## TASK INSTRUCTIONS
Please print out the entries below unchanged and skip the images.

Segment Start: INPUT

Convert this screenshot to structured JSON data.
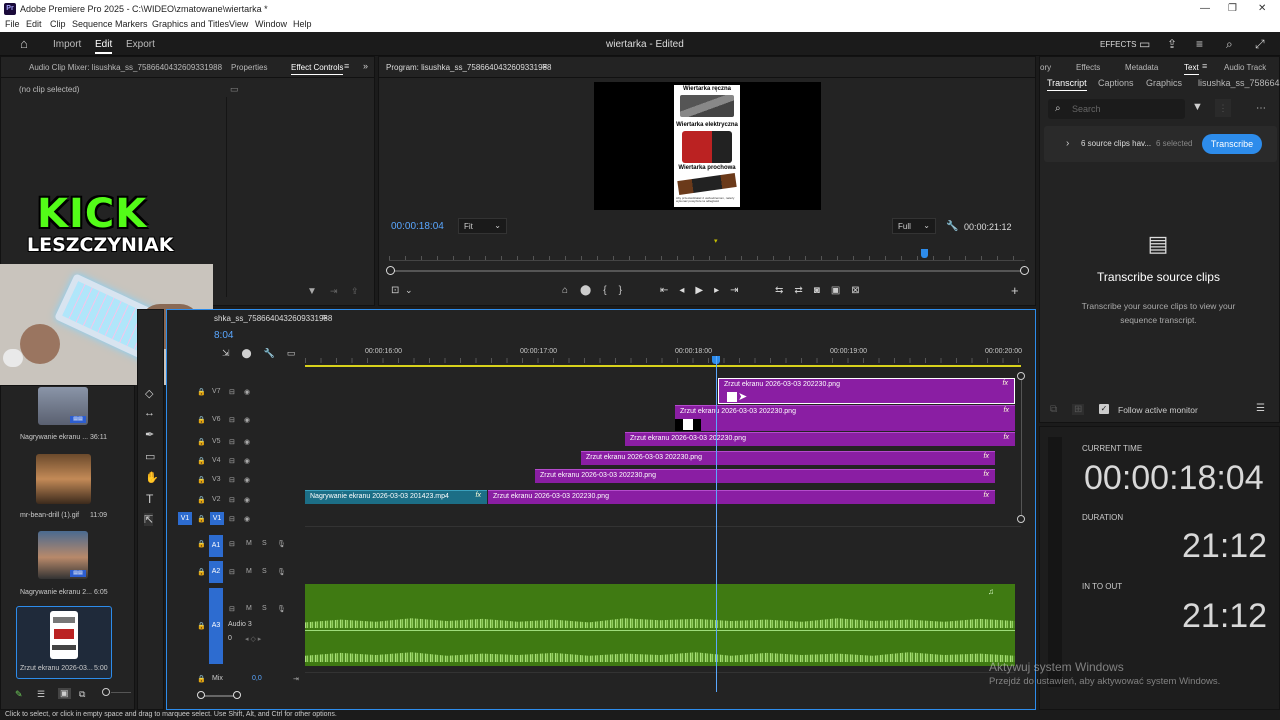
{
  "window": {
    "title": "Adobe Premiere Pro 2025 - C:\\WIDEO\\zmatowane\\wiertarka *",
    "app_icon": "Pr"
  },
  "menu": [
    "File",
    "Edit",
    "Clip",
    "Sequence",
    "Markers",
    "Graphics and Titles",
    "View",
    "Window",
    "Help"
  ],
  "workspace": {
    "home_icon": "home-icon",
    "tabs": [
      "Import",
      "Edit",
      "Export"
    ],
    "active_tab": "Edit",
    "project_title": "wiertarka - Edited",
    "effects_label": "EFFECTS"
  },
  "left_panel": {
    "tabs": [
      "Audio Clip Mixer: lisushka_ss_7586640432609331988",
      "Properties",
      "Effect Controls"
    ],
    "active_tab": "Effect Controls",
    "no_clip": "(no clip selected)"
  },
  "overlay": {
    "kick": "KICK",
    "name": "LESZCZYNIAK"
  },
  "program_monitor": {
    "title": "Program: lisushka_ss_7586640432609331988",
    "timecode": "00:00:18:04",
    "fit": "Fit",
    "quality": "Full",
    "duration": "00:00:21:12",
    "image_lines": [
      "Wiertarka ręczna",
      "Wiertarka elektryczna",
      "Wiertarka prochowa"
    ],
    "image_footer": "Aby przeciwdziałać 2 uszkodzeniom, należy wykonać powyższe ta odległości"
  },
  "right_panel": {
    "tabs": [
      "ory",
      "Effects",
      "Metadata",
      "Text",
      "Audio Track"
    ],
    "active_tab": "Text",
    "subtabs": [
      "Transcript",
      "Captions",
      "Graphics",
      "lisushka_ss_758664"
    ],
    "active_subtab": "Transcript",
    "search_placeholder": "Search",
    "source_clips": "6 source clips hav...",
    "selected": "6 selected",
    "transcribe_button": "Transcribe",
    "heading": "Transcribe source clips",
    "description": "Transcribe your source clips to view your sequence transcript.",
    "follow_label": "Follow active monitor"
  },
  "time_panel": {
    "current_label": "CURRENT TIME",
    "current": "00:00:18:04",
    "duration_label": "DURATION",
    "duration": "21:12",
    "inout_label": "IN TO OUT",
    "inout": "21:12"
  },
  "project_bin": {
    "items": [
      {
        "name": "Nagrywanie ekranu ...",
        "dur": "36:11"
      },
      {
        "name": "mr-bean-drill (1).gif",
        "dur": "11:09"
      },
      {
        "name": "Nagrywanie ekranu 2...",
        "dur": "6:05"
      },
      {
        "name": "Zrzut ekranu 2026-03...",
        "dur": "5:00"
      }
    ]
  },
  "timeline": {
    "sequence": "shka_ss_7586640432609331988",
    "timecode_partial": "8:04",
    "ruler": [
      "00:00:16:00",
      "00:00:17:00",
      "00:00:18:00",
      "00:00:19:00",
      "00:00:20:00"
    ],
    "video_tracks": [
      "V7",
      "V6",
      "V5",
      "V4",
      "V3",
      "V2",
      "V1"
    ],
    "audio_tracks": [
      "A1",
      "A2",
      "A3"
    ],
    "audio3_name": "Audio 3",
    "audio3_level": "0",
    "mix_label": "Mix",
    "mix_value": "0,0",
    "clips": {
      "v7": "Zrzut ekranu 2026-03-03 202230.png",
      "v6": "Zrzut ekranu 2026-03-03 202230.png",
      "v5": "Zrzut ekranu 2026-03-03 202230.png",
      "v4": "Zrzut ekranu 2026-03-03 202230.png",
      "v3": "Zrzut ekranu 2026-03-03 202230.png",
      "v2a": "Nagrywanie ekranu 2026-03-03 201423.mp4",
      "v2b": "Zrzut ekranu 2026-03-03 202230.png"
    },
    "fx": "fx",
    "track_ctl": {
      "m": "M",
      "s": "S"
    }
  },
  "status_bar": "Click to select, or click in empty space and drag to marquee select. Use Shift, Alt, and Ctrl for other options.",
  "watermark": {
    "line1": "Aktywuj system Windows",
    "line2": "Przejdź do ustawień, aby aktywować system Windows."
  },
  "colors": {
    "accent_blue": "#2d8ceb",
    "clip_purple": "#8a1ea3",
    "clip_teal": "#1c6e86",
    "audio_green": "#3f7a12",
    "kick_green": "#53fc18",
    "timecode_blue": "#5aa7ff"
  }
}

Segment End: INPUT

## EXERCISE SOLUTION
Convert this screenshot to structured JSON data.
{
  "window": {
    "title": "Adobe Premiere Pro 2025 - C:\\WIDEO\\zmatowane\\wiertarka *",
    "app_icon": "Pr"
  },
  "menu": [
    "File",
    "Edit",
    "Clip",
    "Sequence",
    "Markers",
    "Graphics and Titles",
    "View",
    "Window",
    "Help"
  ],
  "workspace": {
    "home_icon": "home-icon",
    "tabs": [
      "Import",
      "Edit",
      "Export"
    ],
    "active_tab": "Edit",
    "project_title": "wiertarka - Edited",
    "effects_label": "EFFECTS"
  },
  "left_panel": {
    "tabs": [
      "Audio Clip Mixer: lisushka_ss_7586640432609331988",
      "Properties",
      "Effect Controls"
    ],
    "active_tab": "Effect Controls",
    "no_clip": "(no clip selected)"
  },
  "overlay": {
    "kick": "KICK",
    "name": "LESZCZYNIAK"
  },
  "program_monitor": {
    "title": "Program: lisushka_ss_7586640432609331988",
    "timecode": "00:00:18:04",
    "fit": "Fit",
    "quality": "Full",
    "duration": "00:00:21:12",
    "image_lines": [
      "Wiertarka ręczna",
      "Wiertarka elektryczna",
      "Wiertarka prochowa"
    ],
    "image_footer": "Aby przeciwdziałać 2 uszkodzeniom, należy wykonać powyższe ta odległości"
  },
  "right_panel": {
    "tabs": [
      "ory",
      "Effects",
      "Metadata",
      "Text",
      "Audio Track"
    ],
    "active_tab": "Text",
    "subtabs": [
      "Transcript",
      "Captions",
      "Graphics",
      "lisushka_ss_758664"
    ],
    "active_subtab": "Transcript",
    "search_placeholder": "Search",
    "source_clips": "6 source clips hav...",
    "selected": "6 selected",
    "transcribe_button": "Transcribe",
    "heading": "Transcribe source clips",
    "description": "Transcribe your source clips to view your sequence transcript.",
    "follow_label": "Follow active monitor"
  },
  "time_panel": {
    "current_label": "CURRENT TIME",
    "current": "00:00:18:04",
    "duration_label": "DURATION",
    "duration": "21:12",
    "inout_label": "IN TO OUT",
    "inout": "21:12"
  },
  "project_bin": {
    "items": [
      {
        "name": "Nagrywanie ekranu ...",
        "dur": "36:11"
      },
      {
        "name": "mr-bean-drill (1).gif",
        "dur": "11:09"
      },
      {
        "name": "Nagrywanie ekranu 2...",
        "dur": "6:05"
      },
      {
        "name": "Zrzut ekranu 2026-03...",
        "dur": "5:00"
      }
    ]
  },
  "timeline": {
    "sequence": "shka_ss_7586640432609331988",
    "timecode_partial": "8:04",
    "ruler": [
      "00:00:16:00",
      "00:00:17:00",
      "00:00:18:00",
      "00:00:19:00",
      "00:00:20:00"
    ],
    "video_tracks": [
      "V7",
      "V6",
      "V5",
      "V4",
      "V3",
      "V2",
      "V1"
    ],
    "audio_tracks": [
      "A1",
      "A2",
      "A3"
    ],
    "audio3_name": "Audio 3",
    "audio3_level": "0",
    "mix_label": "Mix",
    "mix_value": "0,0",
    "clips": {
      "v7": "Zrzut ekranu 2026-03-03 202230.png",
      "v6": "Zrzut ekranu 2026-03-03 202230.png",
      "v5": "Zrzut ekranu 2026-03-03 202230.png",
      "v4": "Zrzut ekranu 2026-03-03 202230.png",
      "v3": "Zrzut ekranu 2026-03-03 202230.png",
      "v2a": "Nagrywanie ekranu 2026-03-03 201423.mp4",
      "v2b": "Zrzut ekranu 2026-03-03 202230.png"
    },
    "fx": "fx",
    "track_ctl": {
      "m": "M",
      "s": "S"
    }
  },
  "status_bar": "Click to select, or click in empty space and drag to marquee select. Use Shift, Alt, and Ctrl for other options.",
  "watermark": {
    "line1": "Aktywuj system Windows",
    "line2": "Przejdź do ustawień, aby aktywować system Windows."
  },
  "colors": {
    "accent_blue": "#2d8ceb",
    "clip_purple": "#8a1ea3",
    "clip_teal": "#1c6e86",
    "audio_green": "#3f7a12",
    "kick_green": "#53fc18",
    "timecode_blue": "#5aa7ff"
  }
}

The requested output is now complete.